Ordinance 04-11-22-A limits each candidate to one sign per voting location on Election Day and no more than two signs per voting location on Early Voting Days. Furthermore, the signs cannot be larger than 36” X 24”, cannot be placed with metal or wood posts, and cannot be placed in the public right of way. 

“It looks like a carnival at the polling sites,“ says Commissioner Christine Altman. “Some candidates are placing four, five or more signs at a single location. Multiple that by the number of candidates and the problem is clear. The owners of the early voting locations and polling sites on election day have understandably expressed frustration over the number of signs outside their buildings and damage done by large signs.” 

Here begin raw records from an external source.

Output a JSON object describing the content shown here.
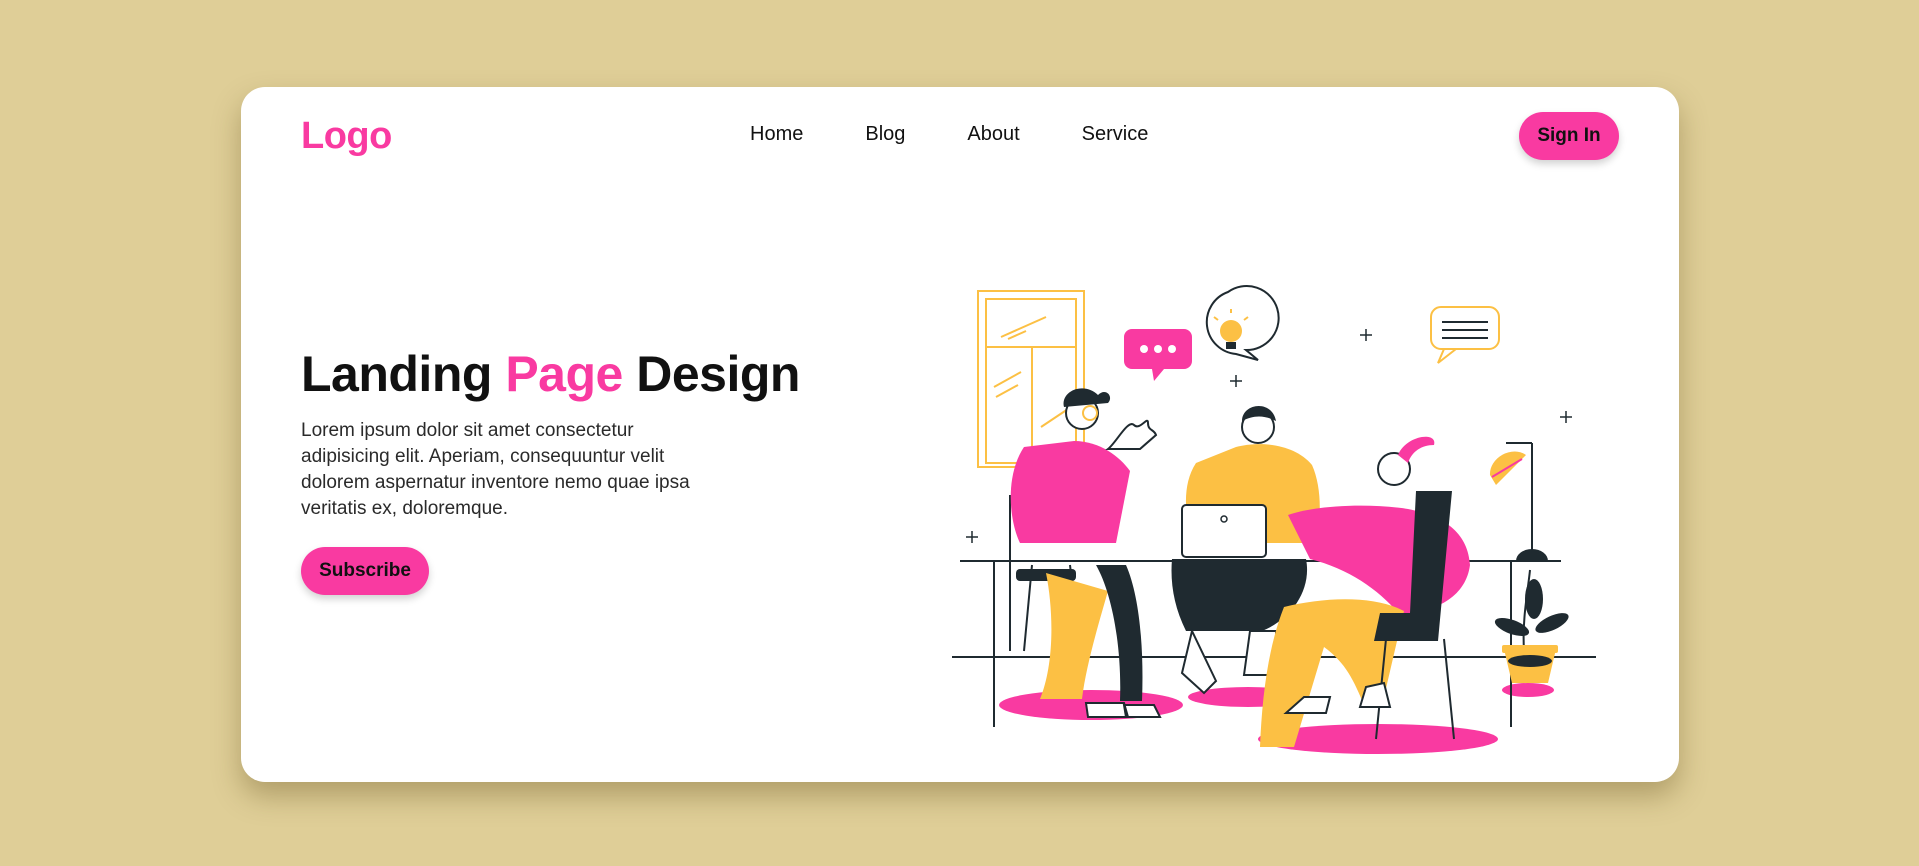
{
  "header": {
    "logo": "Logo",
    "nav": [
      "Home",
      "Blog",
      "About",
      "Service"
    ],
    "signin_label": "Sign In"
  },
  "hero": {
    "title_part1": "Landing ",
    "title_accent": "Page",
    "title_part2": " Design",
    "description": "Lorem ipsum dolor sit amet consectetur adipisicing elit. Aperiam, consequuntur velit dolorem aspernatur inventore nemo quae ipsa veritatis ex, doloremque.",
    "subscribe_label": "Subscribe"
  },
  "colors": {
    "background": "#dfce97",
    "card": "#ffffff",
    "accent": "#f93aa1",
    "yellow": "#fcc044",
    "dark": "#1f2a30"
  },
  "icons": [
    "chat-dots-icon",
    "lightbulb-icon",
    "message-lines-icon",
    "sparkle-icon"
  ]
}
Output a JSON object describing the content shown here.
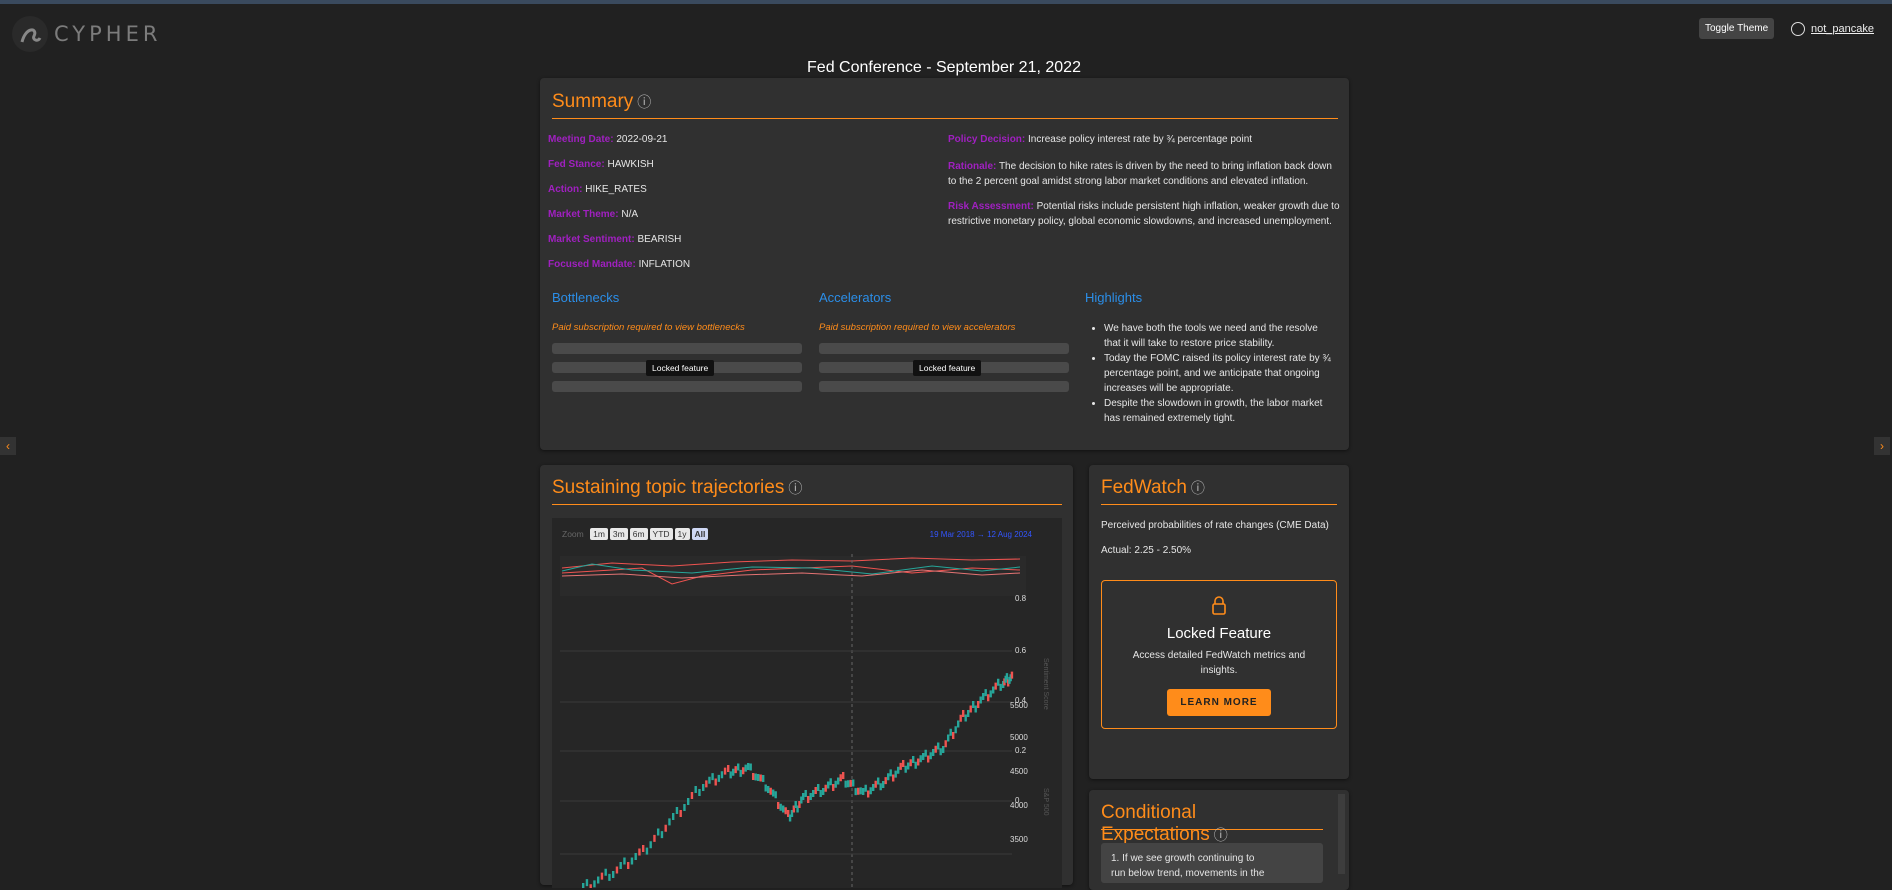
{
  "header": {
    "logo": "CYPHER",
    "toggle_theme": "Toggle Theme",
    "username": "not_pancake"
  },
  "page_title": "Fed Conference - September 21, 2022",
  "summary": {
    "title": "Summary",
    "info_icon": "ⓘ",
    "left": [
      {
        "label": "Meeting Date:",
        "value": "2022-09-21"
      },
      {
        "label": "Fed Stance:",
        "value": "HAWKISH"
      },
      {
        "label": "Action:",
        "value": "HIKE_RATES"
      },
      {
        "label": "Market Theme:",
        "value": "N/A"
      },
      {
        "label": "Market Sentiment:",
        "value": "BEARISH"
      },
      {
        "label": "Focused Mandate:",
        "value": "INFLATION"
      }
    ],
    "policy_decision": {
      "label": "Policy Decision:",
      "value": "Increase policy interest rate by ¾ percentage point"
    },
    "rationale": {
      "label": "Rationale:",
      "line1": "The decision to hike rates is driven by the need to bring inflation back down",
      "line2": "to the 2 percent goal amidst strong labor market conditions and elevated inflation."
    },
    "risk": {
      "label": "Risk Assessment:",
      "line1": "Potential risks include persistent high inflation, weaker growth due to",
      "line2": "restrictive monetary policy, global economic slowdowns, and increased unemployment."
    },
    "bottlenecks": {
      "title": "Bottlenecks",
      "paid": "Paid subscription required to view bottlenecks",
      "locked": "Locked feature"
    },
    "accelerators": {
      "title": "Accelerators",
      "paid": "Paid subscription required to view accelerators",
      "locked": "Locked feature"
    },
    "highlights": {
      "title": "Highlights",
      "items": [
        [
          "We have both the tools we need and the resolve",
          "that it will take to restore price stability."
        ],
        [
          "Today the FOMC raised its policy interest rate by ¾",
          "percentage point, and we anticipate that ongoing",
          "increases will be appropriate."
        ],
        [
          "Despite the slowdown in growth, the labor market",
          "has remained extremely tight."
        ]
      ]
    }
  },
  "trajectories": {
    "title": "Sustaining topic trajectories",
    "zoom_label": "Zoom",
    "zoom_buttons": [
      "1m",
      "3m",
      "6m",
      "YTD",
      "1y",
      "All"
    ],
    "range_from": "19 Mar 2018",
    "range_arrow": "→",
    "range_to": "12 Aug 2024",
    "sentiment_axis_label": "Sentiment Score",
    "sp_axis_label": "S&P 500",
    "sentiment_ticks": [
      "0.8",
      "0.6",
      "0.4",
      "0.2",
      "0"
    ],
    "sp_ticks": [
      "5500",
      "5000",
      "4500",
      "4000",
      "3500"
    ]
  },
  "fedwatch": {
    "title": "FedWatch",
    "subtitle": "Perceived probabilities of rate changes (CME Data)",
    "actual": "Actual: 2.25 - 2.50%",
    "locked_title": "Locked Feature",
    "locked_desc1": "Access detailed FedWatch metrics and",
    "locked_desc2": "insights.",
    "learn_more": "LEARN MORE"
  },
  "conditional": {
    "title": "Conditional Expectations",
    "item1_line1": "1. If we see growth continuing to",
    "item1_line2": "run below trend, movements in the"
  },
  "colors": {
    "accent": "#ff8c1a",
    "label": "#a020c0",
    "link": "#2b8ee8",
    "up": "#26a69a",
    "down": "#ef5350"
  }
}
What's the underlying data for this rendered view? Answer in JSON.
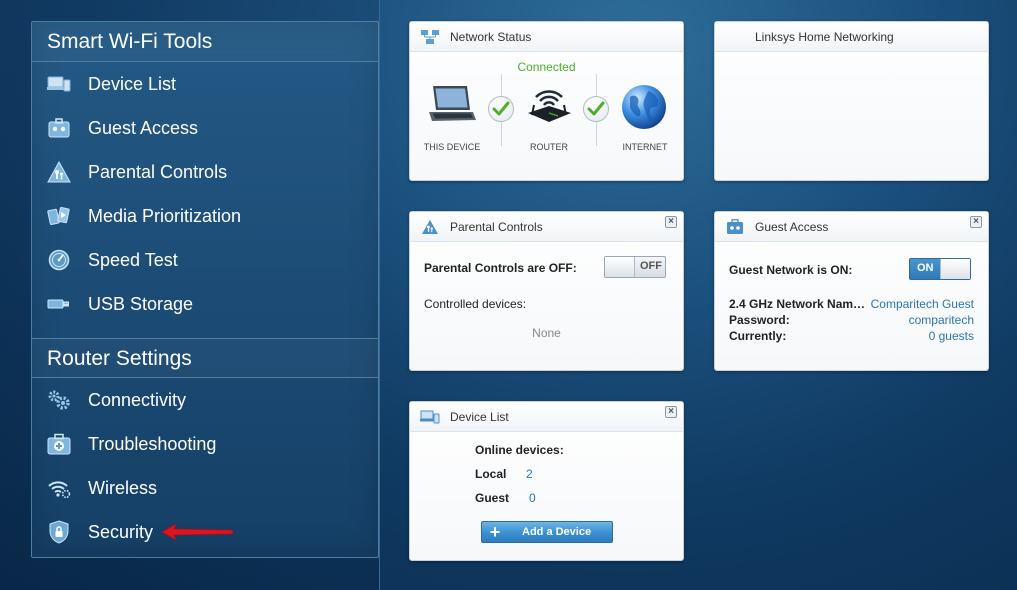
{
  "sidebar": {
    "tools_title": "Smart Wi-Fi Tools",
    "tools": [
      {
        "label": "Device List",
        "icon": "device-list-icon"
      },
      {
        "label": "Guest Access",
        "icon": "guest-access-icon"
      },
      {
        "label": "Parental Controls",
        "icon": "parental-controls-icon"
      },
      {
        "label": "Media Prioritization",
        "icon": "media-prioritization-icon"
      },
      {
        "label": "Speed Test",
        "icon": "speed-test-icon"
      },
      {
        "label": "USB Storage",
        "icon": "usb-storage-icon"
      }
    ],
    "router_title": "Router Settings",
    "router": [
      {
        "label": "Connectivity",
        "icon": "gears-icon"
      },
      {
        "label": "Troubleshooting",
        "icon": "first-aid-icon"
      },
      {
        "label": "Wireless",
        "icon": "wireless-icon"
      },
      {
        "label": "Security",
        "icon": "shield-lock-icon"
      }
    ]
  },
  "widgets": {
    "network_status": {
      "title": "Network Status",
      "status": "Connected",
      "this_device": "THIS DEVICE",
      "router": "ROUTER",
      "internet": "INTERNET"
    },
    "linksys": {
      "title": "Linksys Home Networking"
    },
    "parental_controls": {
      "title": "Parental Controls",
      "status_label": "Parental Controls are OFF:",
      "toggle": "OFF",
      "controlled_label": "Controlled devices:",
      "controlled_value": "None"
    },
    "guest_access": {
      "title": "Guest Access",
      "status_label": "Guest Network is ON:",
      "toggle": "ON",
      "network_label": "2.4 GHz Network Nam…",
      "network_value": "Comparitech Guest",
      "password_label": "Password:",
      "password_value": "comparitech",
      "currently_label": "Currently:",
      "currently_value": "0 guests"
    },
    "device_list": {
      "title": "Device List",
      "online_label": "Online devices:",
      "local_label": "Local",
      "local_value": "2",
      "guest_label": "Guest",
      "guest_value": "0",
      "add_label": "Add a Device"
    }
  },
  "colors": {
    "accent_blue": "#2b74b4",
    "connected_green": "#4caf2a",
    "arrow_red": "#e0141e"
  }
}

The ordinance is effective immediately. Early voting locations include Mercy Road Church and the Jill Perelman Pavilion in Carmel, the Roy G. Holland Memorial Park Building and Billericay Park Building in Fishers, the Judicial Center and 4H Fairgrounds in Noblesville, and City Hall and Cool Creek Nature Center in Westfield.

“Early voting locations make voting easy and convenient for our residents,” says County Clerk Kathy Williams. “But voting locations can be incredibly difficult to secure because of the time and space commitment they require. We do not want to abuse their generosity or inconvenience them with picking up errant signs.”

The ordinance also limits the amount of time the signs can be left at a location. No signs may be placed at a polling place earlier than 12 hours before the polling place opens and must be removed within four hours of a polling place closing on Election Day. Signs not removed within four hours of the polls closing will be deemed abandoned and may be removed and destroyed by the owner of the polling place and either stacked or destroyed.